The grave politics of usefulness

We all want our work to be valuable. And by valuable we mean useful. And by useful we mean that there should be a beneficiary. And if there's a beneficiary, we need to have some kind of a transaction involving money. And when that happens we call the action to be productive.

In the contemporary world, Productivity has been trivialized to transactions that are capable of generating money. A farmer exchanging seeds with a fellow farmer would be found to be part of a less productive transaction than the one where she sells the seeds. The capability and value generated are similar in these two situations but the perception of usefulness and productivity is not.

In the last century, the advent of mass manufacturing has also seen an increase in the use of terms such as productivity to explain and understand the usefulness of an action. In this context, we have etched into the contours of an average human mind that a lack of money-generating transactions is also useless or unproductive. And so we started bringing every thought and action under the lens of productivity, under the guise of evaluating value-generating actions.

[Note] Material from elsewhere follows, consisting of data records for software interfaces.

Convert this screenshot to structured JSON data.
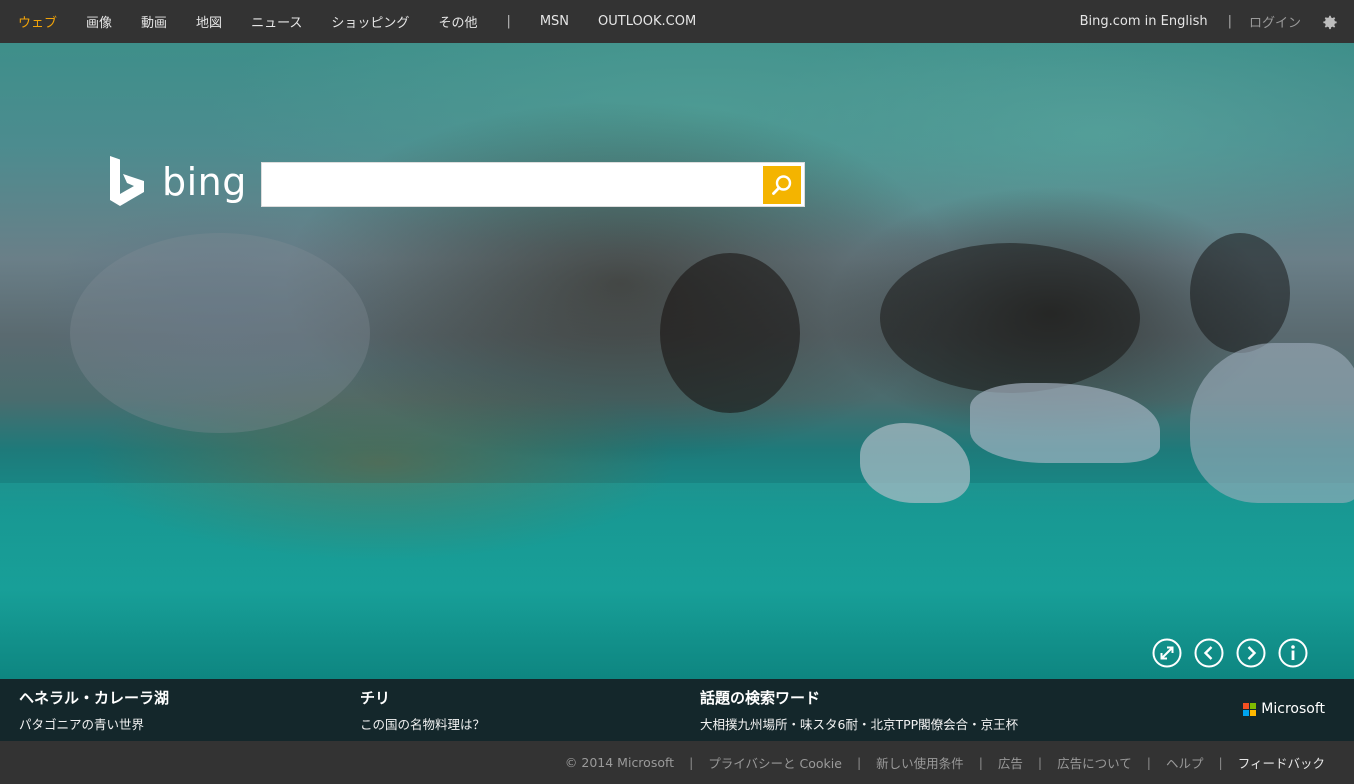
{
  "nav": {
    "left": [
      {
        "label": "ウェブ",
        "active": true
      },
      {
        "label": "画像"
      },
      {
        "label": "動画"
      },
      {
        "label": "地図"
      },
      {
        "label": "ニュース"
      },
      {
        "label": "ショッピング"
      },
      {
        "label": "その他"
      }
    ],
    "separator": "|",
    "extra": [
      "MSN",
      "OUTLOOK.COM"
    ],
    "english_link": "Bing.com in English",
    "right_separator": "|",
    "login": "ログイン",
    "settings_icon": "gear-icon"
  },
  "logo": {
    "text": "bing"
  },
  "search": {
    "value": "",
    "placeholder": "",
    "button_icon": "search-icon"
  },
  "controls": [
    "expand-icon",
    "previous-icon",
    "next-icon",
    "info-icon"
  ],
  "info": [
    {
      "head": "ヘネラル・カレーラ湖",
      "sub": "パタゴニアの青い世界"
    },
    {
      "head": "チリ",
      "sub": "この国の名物料理は？"
    },
    {
      "head": "話題の検索ワード",
      "sub": "大相撲九州場所・味スタ6耐・北京TPP閣僚会合・京王杯"
    }
  ],
  "microsoft_brand": "Microsoft",
  "footer": {
    "copyright": "© 2014 Microsoft",
    "separator": "|",
    "links": [
      "プライバシーと Cookie",
      "新しい使用条件",
      "広告",
      "広告について",
      "ヘルプ"
    ],
    "feedback": "フィードバック"
  },
  "colors": {
    "bar": "#333333",
    "active_nav": "#f0a30a",
    "search_button": "#f4b400",
    "ms_red": "#f25022",
    "ms_green": "#7fba00",
    "ms_blue": "#00a4ef",
    "ms_yellow": "#ffb900"
  }
}
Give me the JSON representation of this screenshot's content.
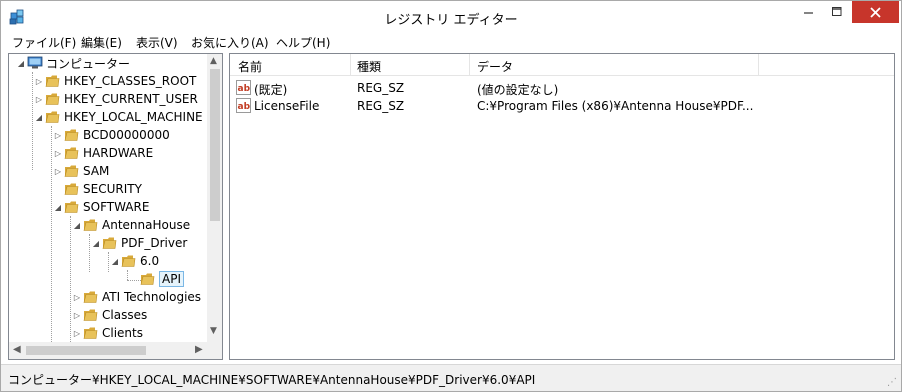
{
  "window": {
    "title": "レジストリ エディター"
  },
  "menu": {
    "items": [
      {
        "label": "ファイル(F)"
      },
      {
        "label": "編集(E)"
      },
      {
        "label": "表示(V)"
      },
      {
        "label": "お気に入り(A)"
      },
      {
        "label": "ヘルプ(H)"
      }
    ]
  },
  "tree": {
    "root": "コンピューター",
    "nodes": [
      {
        "label": "HKEY_CLASSES_ROOT",
        "expander": "▷"
      },
      {
        "label": "HKEY_CURRENT_USER",
        "expander": "▷"
      },
      {
        "label": "HKEY_LOCAL_MACHINE",
        "expander": "◢"
      },
      {
        "label": "BCD00000000",
        "expander": "▷"
      },
      {
        "label": "HARDWARE",
        "expander": "▷"
      },
      {
        "label": "SAM",
        "expander": "▷"
      },
      {
        "label": "SECURITY",
        "expander": ""
      },
      {
        "label": "SOFTWARE",
        "expander": "◢"
      },
      {
        "label": "AntennaHouse",
        "expander": "◢"
      },
      {
        "label": "PDF_Driver",
        "expander": "◢"
      },
      {
        "label": "6.0",
        "expander": "◢"
      },
      {
        "label": "API",
        "expander": ""
      },
      {
        "label": "ATI Technologies",
        "expander": "▷"
      },
      {
        "label": "Classes",
        "expander": "▷"
      },
      {
        "label": "Clients",
        "expander": "▷"
      }
    ]
  },
  "list": {
    "columns": [
      "名前",
      "種類",
      "データ"
    ],
    "rows": [
      {
        "name": "(既定)",
        "type": "REG_SZ",
        "data": "(値の設定なし)",
        "icon": "string-value-icon"
      },
      {
        "name": "LicenseFile",
        "type": "REG_SZ",
        "data": "C:¥Program Files (x86)¥Antenna House¥PDF...",
        "icon": "string-value-icon"
      }
    ]
  },
  "status": {
    "path": "コンピューター¥HKEY_LOCAL_MACHINE¥SOFTWARE¥AntennaHouse¥PDF_Driver¥6.0¥API"
  },
  "colors": {
    "close_button": "#c7352b",
    "folder": "#e8c25a",
    "selection_border": "#7ab7e5"
  }
}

Every action has an equal and opposite reaction. So did this definition of productivity on human creativity.

Carl Jung in his autobiography Dreams, Memory, and Reflections talks about a childhood dream that was much more intense in its meaning than what he realized at the time of its inception, a meaning that he would explore for years to come. Even at the age of 82 when he wrote the book, he couldn't understand how a dream with such colorful imagery that had relevance to universal truths was even possible at an age when he had no direct way of even thinking about such things.

Creativity is the possibility of a thought or an action to occur, a thought or an action whose outcomes or value cannot be realized in the present, a thought or an action whose repercussions will not be realized for years to come. Creativity is the possibility of this happening. By consistently putting our ideas in the context of contemporary usability aka a money-generating transaction, we are destroying the possibility of such shape-shifting thoughts and actions occurring in this world. And that to me is a grave crime we all are guilty of committing.

The real motive behind the productivity terminology is to define and control every human action by bringing it under the scanner of money generation. Its real power is in reducing the motivation in individuals to give space in their minds to thoughts that don't connect to the contemporary world's reality. Its power is deepened by consistently increasing the cost of thinking and acting on such "irrelevant" thoughts. By being able to spread this essence of thinking, the power-wielders of the existing systems can continue to censor and kill ideas that just don't contribute to their economic gain but might also disrupt their status quo power. That's the grave politics of usefulness we are all guilty of being part of.


PC -